◆ TASK PROMPT ◆
Across the listing, how many lines contain "rate"? The reply is the number alone.

◆ MATERIAL FOR THIS TASK ◆
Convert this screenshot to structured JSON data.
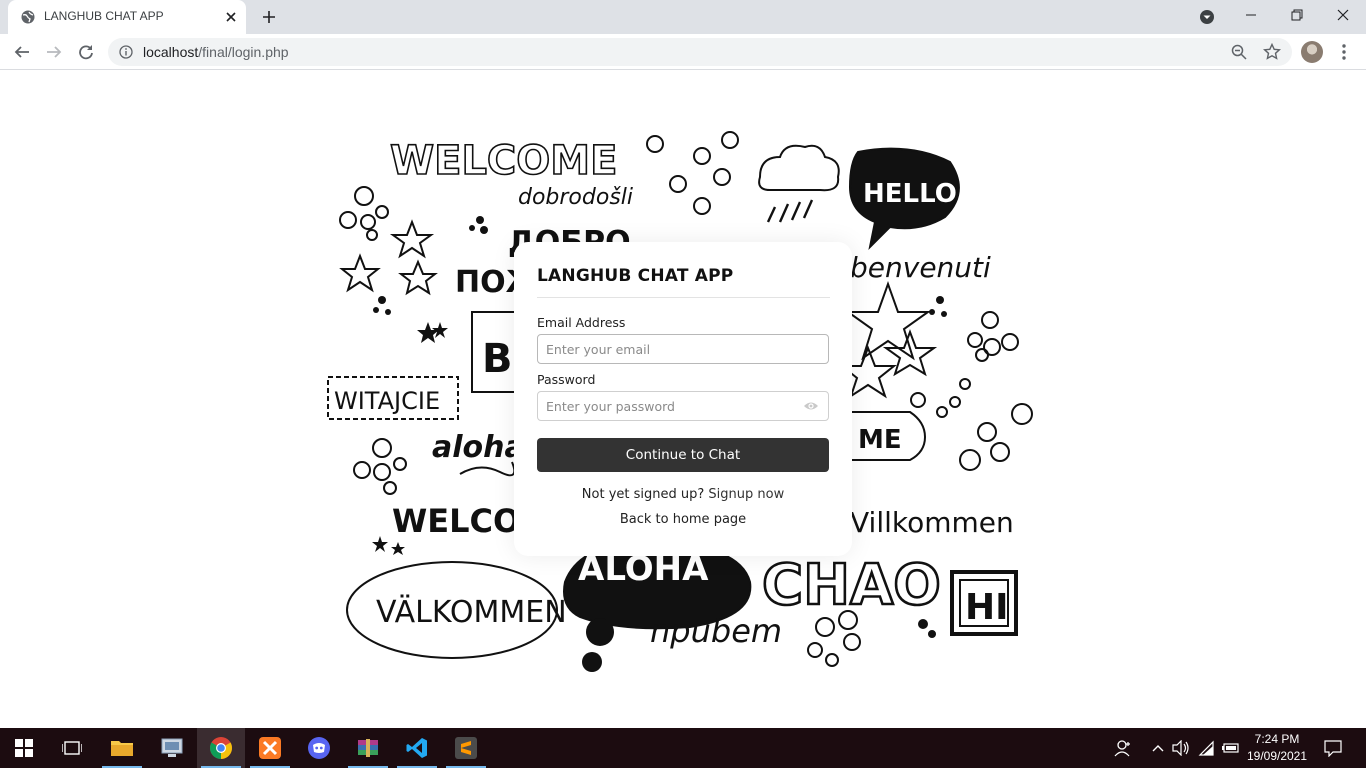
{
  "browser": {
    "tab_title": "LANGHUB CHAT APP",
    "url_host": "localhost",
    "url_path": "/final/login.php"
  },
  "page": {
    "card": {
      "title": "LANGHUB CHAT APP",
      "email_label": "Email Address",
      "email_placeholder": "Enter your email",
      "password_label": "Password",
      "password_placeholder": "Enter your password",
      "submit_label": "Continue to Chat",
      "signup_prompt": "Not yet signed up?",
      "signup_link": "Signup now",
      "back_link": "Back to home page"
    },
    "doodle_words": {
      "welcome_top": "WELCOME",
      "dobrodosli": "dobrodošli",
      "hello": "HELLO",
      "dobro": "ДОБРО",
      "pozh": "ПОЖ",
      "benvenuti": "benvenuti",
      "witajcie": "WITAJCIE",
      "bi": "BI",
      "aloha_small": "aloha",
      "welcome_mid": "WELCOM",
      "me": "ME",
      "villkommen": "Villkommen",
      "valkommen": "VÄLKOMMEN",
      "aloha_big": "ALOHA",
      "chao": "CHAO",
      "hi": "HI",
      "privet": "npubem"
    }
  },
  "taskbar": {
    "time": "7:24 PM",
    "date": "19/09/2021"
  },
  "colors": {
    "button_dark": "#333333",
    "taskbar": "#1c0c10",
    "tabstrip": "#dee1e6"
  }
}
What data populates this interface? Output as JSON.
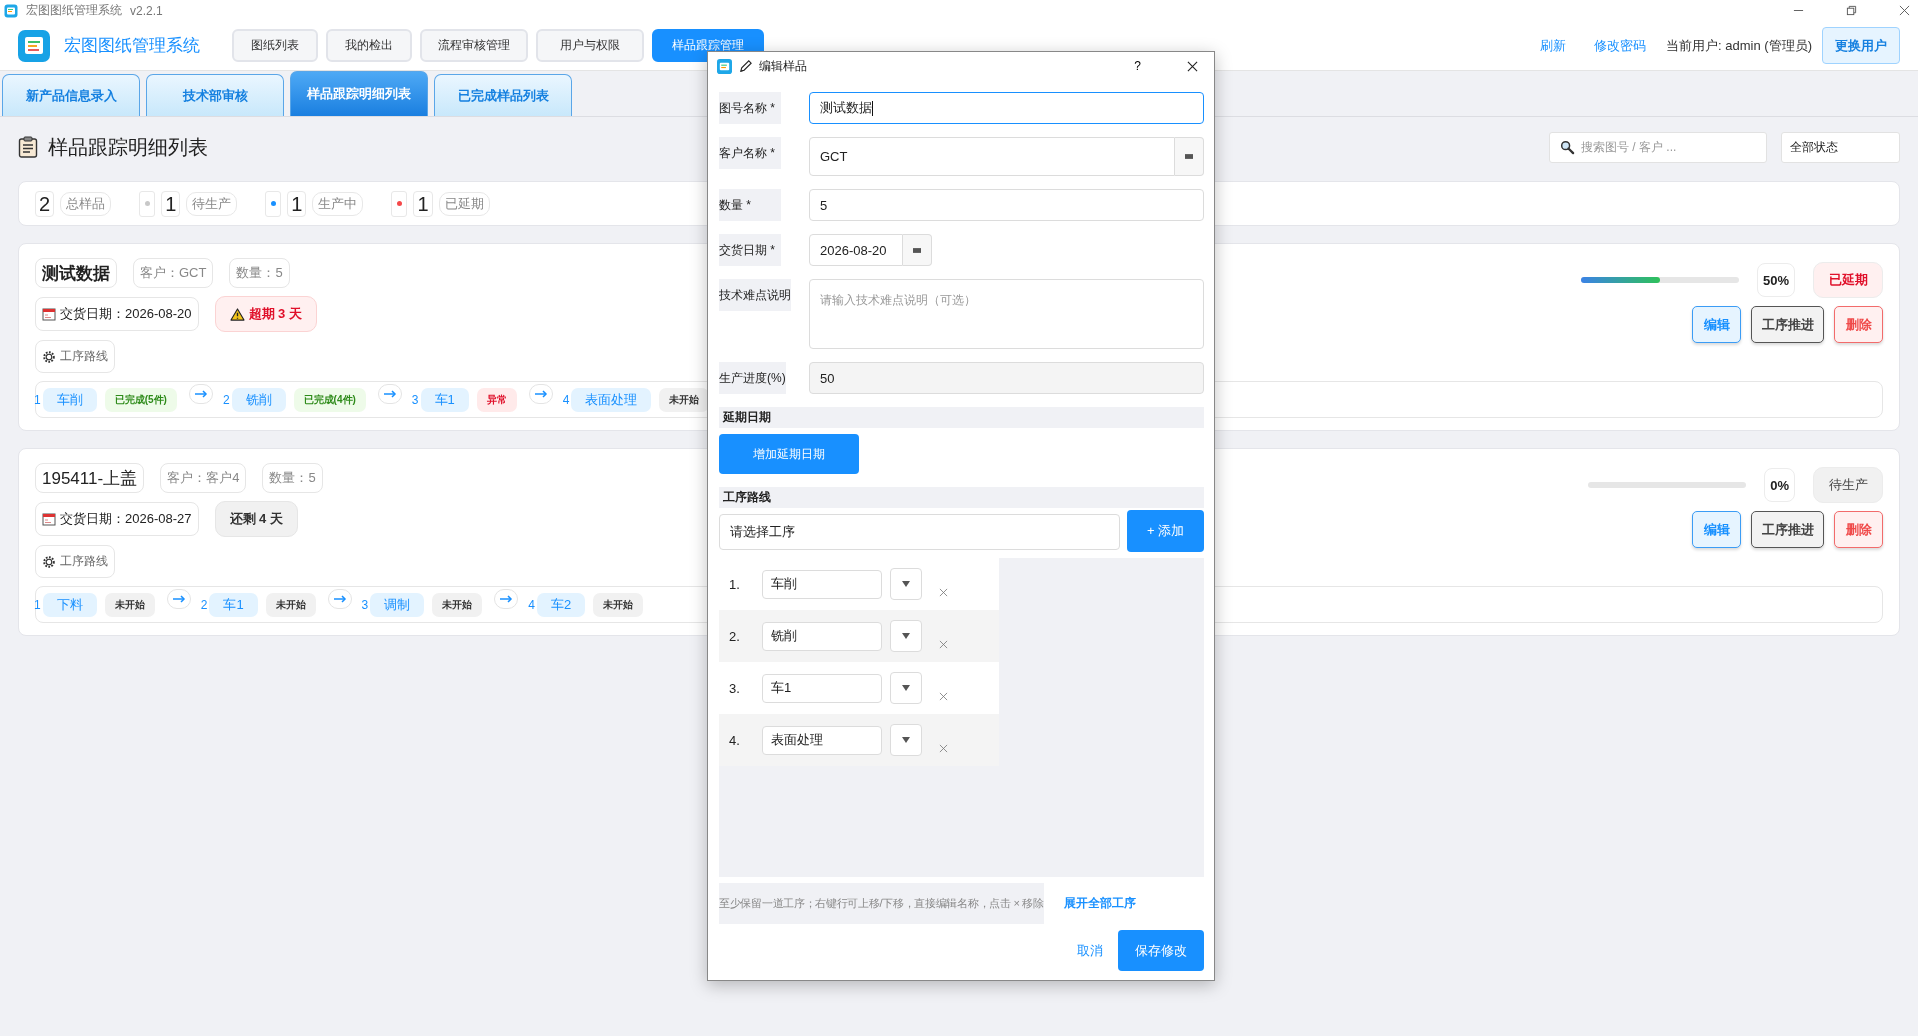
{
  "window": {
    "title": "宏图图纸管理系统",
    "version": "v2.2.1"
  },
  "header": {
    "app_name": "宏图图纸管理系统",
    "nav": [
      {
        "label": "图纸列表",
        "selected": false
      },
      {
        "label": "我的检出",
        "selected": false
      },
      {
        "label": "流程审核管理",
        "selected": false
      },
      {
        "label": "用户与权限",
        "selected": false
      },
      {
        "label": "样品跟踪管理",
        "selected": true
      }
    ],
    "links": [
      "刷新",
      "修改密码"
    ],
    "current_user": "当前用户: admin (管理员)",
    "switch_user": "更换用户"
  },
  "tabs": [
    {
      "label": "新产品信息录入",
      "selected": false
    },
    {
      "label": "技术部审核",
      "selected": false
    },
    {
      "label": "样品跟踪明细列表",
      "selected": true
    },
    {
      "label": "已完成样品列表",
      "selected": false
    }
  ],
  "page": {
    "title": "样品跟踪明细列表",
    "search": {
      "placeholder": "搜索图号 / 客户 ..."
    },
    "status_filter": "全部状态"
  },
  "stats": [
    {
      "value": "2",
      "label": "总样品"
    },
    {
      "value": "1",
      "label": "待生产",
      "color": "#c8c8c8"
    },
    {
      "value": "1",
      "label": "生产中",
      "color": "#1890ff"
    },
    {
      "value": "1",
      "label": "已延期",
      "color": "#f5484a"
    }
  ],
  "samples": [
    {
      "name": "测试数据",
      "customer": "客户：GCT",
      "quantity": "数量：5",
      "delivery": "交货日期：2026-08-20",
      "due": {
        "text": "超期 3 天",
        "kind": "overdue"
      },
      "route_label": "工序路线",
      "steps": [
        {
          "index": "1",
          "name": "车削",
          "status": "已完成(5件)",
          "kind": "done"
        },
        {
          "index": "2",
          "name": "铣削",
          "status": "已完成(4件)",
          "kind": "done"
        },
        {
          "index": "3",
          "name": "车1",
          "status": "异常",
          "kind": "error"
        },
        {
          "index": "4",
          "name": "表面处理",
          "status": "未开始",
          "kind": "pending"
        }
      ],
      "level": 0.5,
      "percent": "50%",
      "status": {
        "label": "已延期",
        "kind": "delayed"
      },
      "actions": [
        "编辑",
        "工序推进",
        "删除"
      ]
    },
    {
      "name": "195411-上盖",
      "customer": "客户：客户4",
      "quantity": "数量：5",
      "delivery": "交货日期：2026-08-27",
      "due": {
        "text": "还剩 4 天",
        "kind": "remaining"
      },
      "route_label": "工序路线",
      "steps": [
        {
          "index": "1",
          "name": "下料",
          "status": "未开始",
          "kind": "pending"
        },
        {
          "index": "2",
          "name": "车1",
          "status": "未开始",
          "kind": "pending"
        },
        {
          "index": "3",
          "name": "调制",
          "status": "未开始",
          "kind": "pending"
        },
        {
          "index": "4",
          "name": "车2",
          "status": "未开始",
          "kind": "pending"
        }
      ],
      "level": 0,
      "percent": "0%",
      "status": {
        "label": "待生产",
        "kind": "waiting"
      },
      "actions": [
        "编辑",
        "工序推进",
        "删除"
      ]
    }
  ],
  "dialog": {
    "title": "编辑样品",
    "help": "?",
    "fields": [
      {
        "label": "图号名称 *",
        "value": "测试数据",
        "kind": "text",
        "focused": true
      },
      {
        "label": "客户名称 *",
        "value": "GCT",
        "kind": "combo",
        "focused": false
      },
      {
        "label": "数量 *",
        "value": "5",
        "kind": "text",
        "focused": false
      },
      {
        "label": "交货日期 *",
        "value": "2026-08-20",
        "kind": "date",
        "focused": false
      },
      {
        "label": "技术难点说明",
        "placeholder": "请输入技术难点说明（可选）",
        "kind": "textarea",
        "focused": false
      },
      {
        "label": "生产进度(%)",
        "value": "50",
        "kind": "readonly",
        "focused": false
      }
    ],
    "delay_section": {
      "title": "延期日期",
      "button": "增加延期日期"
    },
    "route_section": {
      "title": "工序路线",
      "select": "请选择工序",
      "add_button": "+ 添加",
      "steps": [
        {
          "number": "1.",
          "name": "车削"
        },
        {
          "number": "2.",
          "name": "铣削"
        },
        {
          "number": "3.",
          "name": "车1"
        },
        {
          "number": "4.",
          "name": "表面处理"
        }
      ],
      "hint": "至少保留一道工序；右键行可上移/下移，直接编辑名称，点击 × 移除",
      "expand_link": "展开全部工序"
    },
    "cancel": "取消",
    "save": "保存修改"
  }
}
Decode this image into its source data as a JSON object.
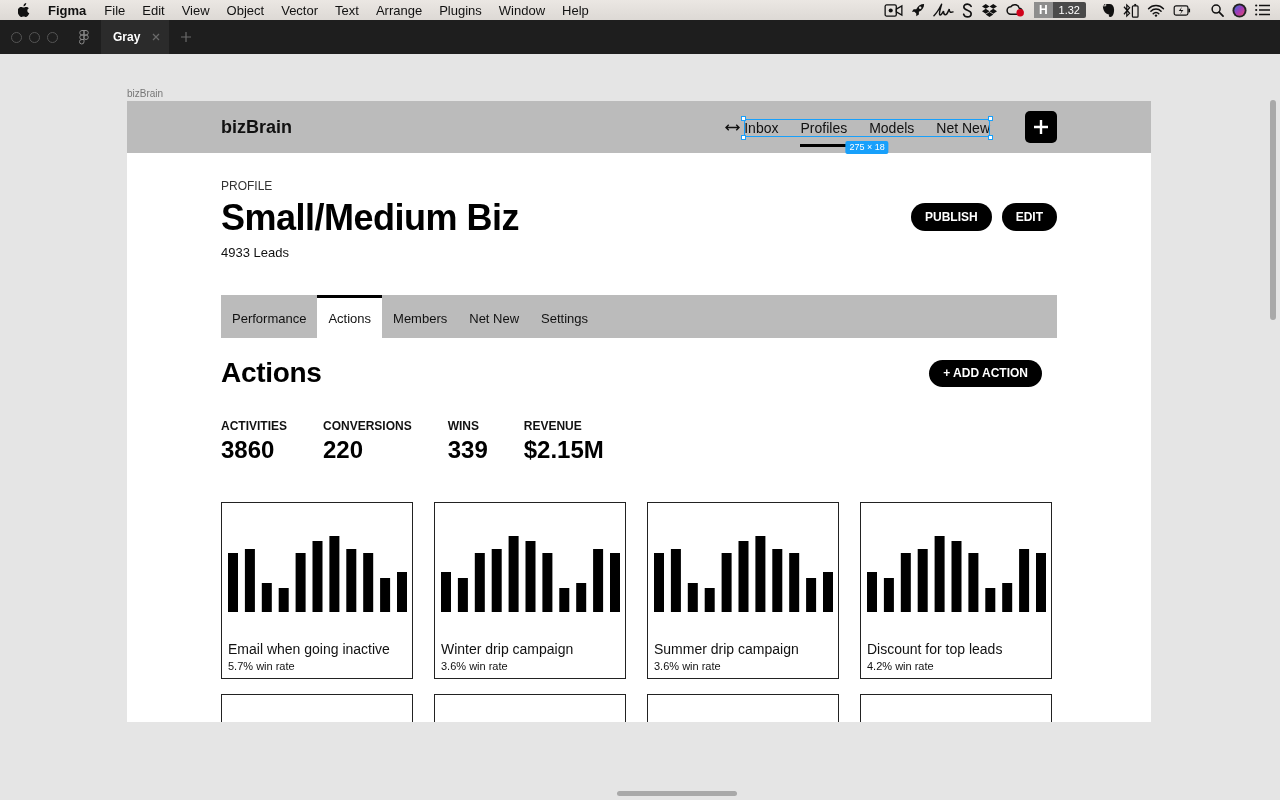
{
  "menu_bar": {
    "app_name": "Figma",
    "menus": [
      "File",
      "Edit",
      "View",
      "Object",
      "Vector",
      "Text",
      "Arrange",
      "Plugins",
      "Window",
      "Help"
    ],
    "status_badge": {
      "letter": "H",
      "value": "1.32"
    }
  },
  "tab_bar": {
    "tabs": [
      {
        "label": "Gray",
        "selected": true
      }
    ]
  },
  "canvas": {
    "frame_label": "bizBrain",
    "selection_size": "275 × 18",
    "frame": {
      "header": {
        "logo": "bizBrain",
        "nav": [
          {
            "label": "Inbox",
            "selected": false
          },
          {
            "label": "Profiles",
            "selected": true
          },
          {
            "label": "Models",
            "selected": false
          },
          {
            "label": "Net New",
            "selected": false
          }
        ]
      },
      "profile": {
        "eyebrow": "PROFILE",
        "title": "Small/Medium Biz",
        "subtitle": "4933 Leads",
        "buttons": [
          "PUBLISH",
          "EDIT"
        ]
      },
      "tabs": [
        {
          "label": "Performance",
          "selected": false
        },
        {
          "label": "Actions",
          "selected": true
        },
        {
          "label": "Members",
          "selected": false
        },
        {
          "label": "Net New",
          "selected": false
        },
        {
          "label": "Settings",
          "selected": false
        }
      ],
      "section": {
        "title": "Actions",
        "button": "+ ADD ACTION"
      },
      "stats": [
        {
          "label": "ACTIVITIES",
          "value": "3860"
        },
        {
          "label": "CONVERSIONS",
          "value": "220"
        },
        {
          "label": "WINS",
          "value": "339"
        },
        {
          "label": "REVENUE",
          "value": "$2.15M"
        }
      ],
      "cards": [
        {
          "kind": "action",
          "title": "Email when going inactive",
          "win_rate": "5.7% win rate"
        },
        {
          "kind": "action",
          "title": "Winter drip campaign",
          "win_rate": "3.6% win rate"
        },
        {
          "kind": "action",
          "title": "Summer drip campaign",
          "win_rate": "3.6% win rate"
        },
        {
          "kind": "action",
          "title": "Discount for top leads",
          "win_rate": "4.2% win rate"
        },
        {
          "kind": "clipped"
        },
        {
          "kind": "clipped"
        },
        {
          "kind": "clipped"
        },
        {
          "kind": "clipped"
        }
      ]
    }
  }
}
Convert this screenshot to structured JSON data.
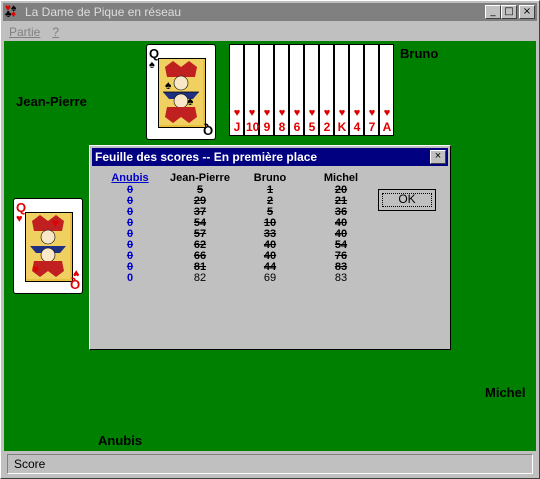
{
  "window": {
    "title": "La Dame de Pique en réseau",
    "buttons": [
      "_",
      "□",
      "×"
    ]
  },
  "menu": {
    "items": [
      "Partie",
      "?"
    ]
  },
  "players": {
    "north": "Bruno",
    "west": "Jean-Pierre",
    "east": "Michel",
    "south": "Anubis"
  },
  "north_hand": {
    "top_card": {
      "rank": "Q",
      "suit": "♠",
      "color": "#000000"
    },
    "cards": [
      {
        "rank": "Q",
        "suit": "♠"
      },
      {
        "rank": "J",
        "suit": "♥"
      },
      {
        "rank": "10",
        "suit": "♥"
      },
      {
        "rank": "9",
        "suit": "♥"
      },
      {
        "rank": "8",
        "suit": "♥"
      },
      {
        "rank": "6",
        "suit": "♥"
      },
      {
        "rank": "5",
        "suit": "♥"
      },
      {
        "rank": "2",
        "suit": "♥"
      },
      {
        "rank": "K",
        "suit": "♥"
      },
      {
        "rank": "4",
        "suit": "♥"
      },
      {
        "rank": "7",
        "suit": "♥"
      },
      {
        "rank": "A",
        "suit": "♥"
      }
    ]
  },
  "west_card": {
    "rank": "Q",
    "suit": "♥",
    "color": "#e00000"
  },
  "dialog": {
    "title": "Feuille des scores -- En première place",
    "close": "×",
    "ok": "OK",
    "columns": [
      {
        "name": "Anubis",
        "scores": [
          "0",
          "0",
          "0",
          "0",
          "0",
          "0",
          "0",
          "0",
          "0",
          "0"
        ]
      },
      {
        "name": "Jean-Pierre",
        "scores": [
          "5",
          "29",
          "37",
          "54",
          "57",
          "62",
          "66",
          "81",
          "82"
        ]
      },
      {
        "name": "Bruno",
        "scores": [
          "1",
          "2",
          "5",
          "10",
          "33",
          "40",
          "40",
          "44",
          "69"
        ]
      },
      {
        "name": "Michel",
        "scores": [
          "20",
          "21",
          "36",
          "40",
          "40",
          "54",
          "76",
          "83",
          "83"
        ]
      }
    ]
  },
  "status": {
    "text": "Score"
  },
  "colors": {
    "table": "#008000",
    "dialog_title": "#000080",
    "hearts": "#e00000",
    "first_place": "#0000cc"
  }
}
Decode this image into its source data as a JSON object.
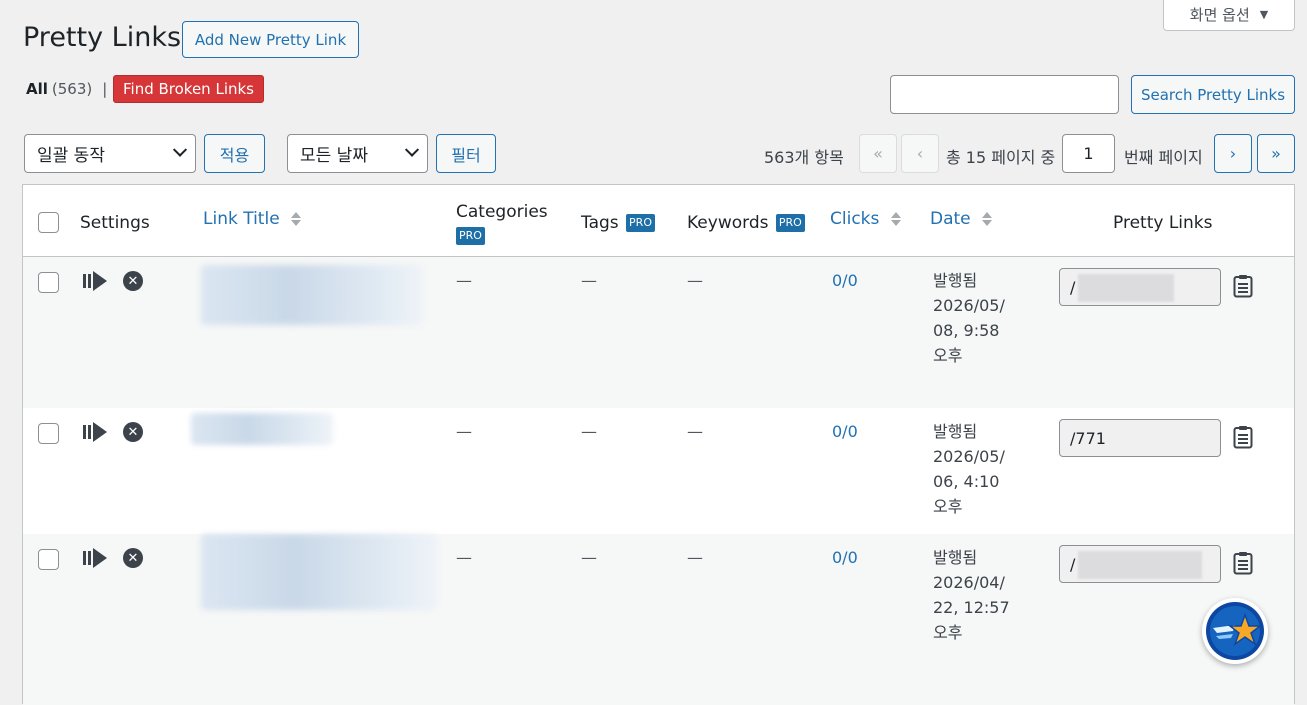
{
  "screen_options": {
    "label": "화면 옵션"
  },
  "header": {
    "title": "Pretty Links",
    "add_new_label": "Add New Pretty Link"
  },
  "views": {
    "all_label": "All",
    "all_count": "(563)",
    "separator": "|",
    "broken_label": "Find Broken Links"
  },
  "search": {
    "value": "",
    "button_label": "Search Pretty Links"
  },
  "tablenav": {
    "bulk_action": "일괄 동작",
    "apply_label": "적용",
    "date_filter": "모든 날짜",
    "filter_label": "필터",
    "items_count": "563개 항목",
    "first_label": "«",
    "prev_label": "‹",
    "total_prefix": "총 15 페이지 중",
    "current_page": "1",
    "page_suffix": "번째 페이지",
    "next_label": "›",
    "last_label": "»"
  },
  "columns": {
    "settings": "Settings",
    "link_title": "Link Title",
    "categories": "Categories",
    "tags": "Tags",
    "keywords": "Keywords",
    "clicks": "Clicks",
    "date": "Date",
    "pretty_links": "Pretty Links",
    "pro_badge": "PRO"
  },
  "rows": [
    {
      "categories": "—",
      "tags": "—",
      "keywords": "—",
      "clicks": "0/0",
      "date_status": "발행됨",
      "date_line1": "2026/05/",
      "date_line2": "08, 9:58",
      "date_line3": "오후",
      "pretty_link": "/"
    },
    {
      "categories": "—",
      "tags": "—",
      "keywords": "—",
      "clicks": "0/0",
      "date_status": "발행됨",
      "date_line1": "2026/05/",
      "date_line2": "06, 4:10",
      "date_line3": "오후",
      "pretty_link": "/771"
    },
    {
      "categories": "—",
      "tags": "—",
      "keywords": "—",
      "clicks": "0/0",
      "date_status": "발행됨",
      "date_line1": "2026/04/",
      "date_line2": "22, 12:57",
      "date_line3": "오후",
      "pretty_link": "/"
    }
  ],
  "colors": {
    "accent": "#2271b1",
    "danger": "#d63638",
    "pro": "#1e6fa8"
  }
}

◆ ANSWER FOR THIS EXERCISE ◆
4